## Work task
The expected output is the data below, restated word for word.

## Given records
++++++++

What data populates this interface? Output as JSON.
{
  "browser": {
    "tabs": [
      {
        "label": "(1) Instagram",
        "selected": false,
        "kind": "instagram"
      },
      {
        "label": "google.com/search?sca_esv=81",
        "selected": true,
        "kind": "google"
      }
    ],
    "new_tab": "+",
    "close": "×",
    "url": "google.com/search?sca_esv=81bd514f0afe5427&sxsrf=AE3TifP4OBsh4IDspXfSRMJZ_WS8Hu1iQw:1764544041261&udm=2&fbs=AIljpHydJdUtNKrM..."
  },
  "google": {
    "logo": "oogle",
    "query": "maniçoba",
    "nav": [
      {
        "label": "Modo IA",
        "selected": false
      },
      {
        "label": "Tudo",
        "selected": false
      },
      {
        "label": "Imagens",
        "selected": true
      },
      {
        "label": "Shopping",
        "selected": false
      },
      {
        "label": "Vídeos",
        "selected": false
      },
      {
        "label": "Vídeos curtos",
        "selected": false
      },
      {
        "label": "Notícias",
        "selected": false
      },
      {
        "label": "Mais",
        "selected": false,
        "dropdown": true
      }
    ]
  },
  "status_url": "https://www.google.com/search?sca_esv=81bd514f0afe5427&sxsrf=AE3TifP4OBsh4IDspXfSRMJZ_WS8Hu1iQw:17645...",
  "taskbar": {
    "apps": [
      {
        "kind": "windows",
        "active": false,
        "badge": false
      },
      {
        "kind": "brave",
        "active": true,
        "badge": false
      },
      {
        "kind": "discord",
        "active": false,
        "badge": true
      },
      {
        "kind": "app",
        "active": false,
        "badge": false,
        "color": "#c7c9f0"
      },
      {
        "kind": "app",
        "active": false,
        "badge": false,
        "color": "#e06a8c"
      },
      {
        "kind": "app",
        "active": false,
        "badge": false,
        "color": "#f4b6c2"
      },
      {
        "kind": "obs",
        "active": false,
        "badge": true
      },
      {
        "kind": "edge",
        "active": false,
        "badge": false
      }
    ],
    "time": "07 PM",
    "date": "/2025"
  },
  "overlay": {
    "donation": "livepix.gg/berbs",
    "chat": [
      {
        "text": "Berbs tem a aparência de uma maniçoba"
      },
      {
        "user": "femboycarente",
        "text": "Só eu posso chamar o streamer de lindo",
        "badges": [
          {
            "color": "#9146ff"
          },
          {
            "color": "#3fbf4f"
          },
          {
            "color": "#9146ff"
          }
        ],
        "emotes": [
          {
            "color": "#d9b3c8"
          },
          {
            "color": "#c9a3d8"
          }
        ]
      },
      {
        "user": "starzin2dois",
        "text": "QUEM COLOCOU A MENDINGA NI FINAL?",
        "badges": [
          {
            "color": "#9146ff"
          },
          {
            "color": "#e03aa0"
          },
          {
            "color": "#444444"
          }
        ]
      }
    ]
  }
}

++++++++

## Response
What data populates this interface? Output as JSON.
{
  "browser": {
    "tabs": [
      {
        "label": "(1) Instagram",
        "selected": false,
        "kind": "instagram"
      },
      {
        "label": "google.com/search?sca_esv=81",
        "selected": true,
        "kind": "google"
      }
    ],
    "new_tab": "+",
    "close": "×",
    "url": "google.com/search?sca_esv=81bd514f0afe5427&sxsrf=AE3TifP4OBsh4IDspXfSRMJZ_WS8Hu1iQw:1764544041261&udm=2&fbs=AIljpHydJdUtNKrM..."
  },
  "google": {
    "logo": "oogle",
    "query": "maniçoba",
    "nav": [
      {
        "label": "Modo IA",
        "selected": false
      },
      {
        "label": "Tudo",
        "selected": false
      },
      {
        "label": "Imagens",
        "selected": true
      },
      {
        "label": "Shopping",
        "selected": false
      },
      {
        "label": "Vídeos",
        "selected": false
      },
      {
        "label": "Vídeos curtos",
        "selected": false
      },
      {
        "label": "Notícias",
        "selected": false
      },
      {
        "label": "Mais",
        "selected": false,
        "dropdown": true
      }
    ]
  },
  "status_url": "https://www.google.com/search?sca_esv=81bd514f0afe5427&sxsrf=AE3TifP4OBsh4IDspXfSRMJZ_WS8Hu1iQw:17645...",
  "taskbar": {
    "apps": [
      {
        "kind": "windows",
        "active": false,
        "badge": false
      },
      {
        "kind": "brave",
        "active": true,
        "badge": false
      },
      {
        "kind": "discord",
        "active": false,
        "badge": true
      },
      {
        "kind": "app",
        "active": false,
        "badge": false,
        "color": "#c7c9f0"
      },
      {
        "kind": "app",
        "active": false,
        "badge": false,
        "color": "#e06a8c"
      },
      {
        "kind": "app",
        "active": false,
        "badge": false,
        "color": "#f4b6c2"
      },
      {
        "kind": "obs",
        "active": false,
        "badge": true
      },
      {
        "kind": "edge",
        "active": false,
        "badge": false
      }
    ],
    "time": "07 PM",
    "date": "/2025"
  },
  "overlay": {
    "donation": "livepix.gg/berbs",
    "chat": [
      {
        "text": "Berbs tem a aparência de uma maniçoba"
      },
      {
        "user": "femboycarente",
        "text": "Só eu posso chamar o streamer de lindo",
        "badges": [
          {
            "color": "#9146ff"
          },
          {
            "color": "#3fbf4f"
          },
          {
            "color": "#9146ff"
          }
        ],
        "emotes": [
          {
            "color": "#d9b3c8"
          },
          {
            "color": "#c9a3d8"
          }
        ]
      },
      {
        "user": "starzin2dois",
        "text": "QUEM COLOCOU A MENDINGA NI FINAL?",
        "badges": [
          {
            "color": "#9146ff"
          },
          {
            "color": "#e03aa0"
          },
          {
            "color": "#444444"
          }
        ]
      }
    ]
  }
}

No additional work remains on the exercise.